But some things never change: Mike Miller is still in charge of the Senate. Gerry Evans and Bruce Bereano are among the top-earning lobbyists in Annapolis. Steny Hoyer is still waiting for Nancy Pelosi to disappear. And Maryland Republicans are still struggling to be relevant.


The media landscape in Maryland has changed a lot, and Kurtz is happy to write weekly for Center Maryland. He's been writing a column for the website since it launched in January 2010.


In his "real" job, Kurtz is editor of Environment & Energy Daily down on Capitol Hill. But he'll always find Maryland politics more fascinating.


Kurtz grew up in New York City and attended public schools there. He has a BA in History from the University of Wisconsin and an MS in Journalism from Columbia University.
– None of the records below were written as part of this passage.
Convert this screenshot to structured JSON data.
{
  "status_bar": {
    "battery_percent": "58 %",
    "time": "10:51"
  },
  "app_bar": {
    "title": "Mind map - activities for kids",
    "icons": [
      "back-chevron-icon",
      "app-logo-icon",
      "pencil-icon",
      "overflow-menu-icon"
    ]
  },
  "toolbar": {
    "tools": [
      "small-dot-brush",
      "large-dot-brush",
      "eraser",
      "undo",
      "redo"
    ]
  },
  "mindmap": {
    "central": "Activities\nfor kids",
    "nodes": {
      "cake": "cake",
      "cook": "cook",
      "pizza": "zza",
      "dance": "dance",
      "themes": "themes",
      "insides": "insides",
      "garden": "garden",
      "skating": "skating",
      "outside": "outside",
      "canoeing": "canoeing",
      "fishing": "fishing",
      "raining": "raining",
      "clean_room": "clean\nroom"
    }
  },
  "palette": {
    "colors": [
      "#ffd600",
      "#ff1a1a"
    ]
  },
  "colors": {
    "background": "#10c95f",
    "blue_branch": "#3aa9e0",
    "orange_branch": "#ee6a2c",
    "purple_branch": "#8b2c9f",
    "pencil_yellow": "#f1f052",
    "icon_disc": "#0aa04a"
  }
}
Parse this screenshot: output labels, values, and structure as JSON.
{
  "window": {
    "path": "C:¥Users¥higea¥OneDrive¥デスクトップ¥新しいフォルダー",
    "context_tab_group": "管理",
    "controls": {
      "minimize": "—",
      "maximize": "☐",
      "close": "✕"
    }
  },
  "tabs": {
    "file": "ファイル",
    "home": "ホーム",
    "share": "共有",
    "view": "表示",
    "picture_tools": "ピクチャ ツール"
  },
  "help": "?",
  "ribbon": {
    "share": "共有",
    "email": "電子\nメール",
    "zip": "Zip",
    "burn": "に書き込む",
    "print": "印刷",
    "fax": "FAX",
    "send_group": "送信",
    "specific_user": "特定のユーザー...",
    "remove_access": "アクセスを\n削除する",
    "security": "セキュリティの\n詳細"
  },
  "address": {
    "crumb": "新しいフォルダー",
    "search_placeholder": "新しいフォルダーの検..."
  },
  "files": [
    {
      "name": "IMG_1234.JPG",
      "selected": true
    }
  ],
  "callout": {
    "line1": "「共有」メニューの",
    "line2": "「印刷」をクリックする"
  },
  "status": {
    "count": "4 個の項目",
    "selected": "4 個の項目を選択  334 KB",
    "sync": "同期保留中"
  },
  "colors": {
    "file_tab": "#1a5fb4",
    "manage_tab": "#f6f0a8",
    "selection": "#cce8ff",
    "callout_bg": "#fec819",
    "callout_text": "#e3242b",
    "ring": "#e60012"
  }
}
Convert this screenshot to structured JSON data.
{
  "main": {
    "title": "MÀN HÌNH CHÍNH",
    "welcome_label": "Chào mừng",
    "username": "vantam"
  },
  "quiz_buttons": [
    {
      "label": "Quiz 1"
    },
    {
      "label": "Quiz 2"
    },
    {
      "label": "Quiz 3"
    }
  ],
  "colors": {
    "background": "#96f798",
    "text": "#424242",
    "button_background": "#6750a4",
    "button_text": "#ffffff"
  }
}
He's married with two daughters and lives in Takoma Park, Md. He hopes you'll drop him a line, or maybe go out for a meal with him, because he's always hungry -- for political gossip.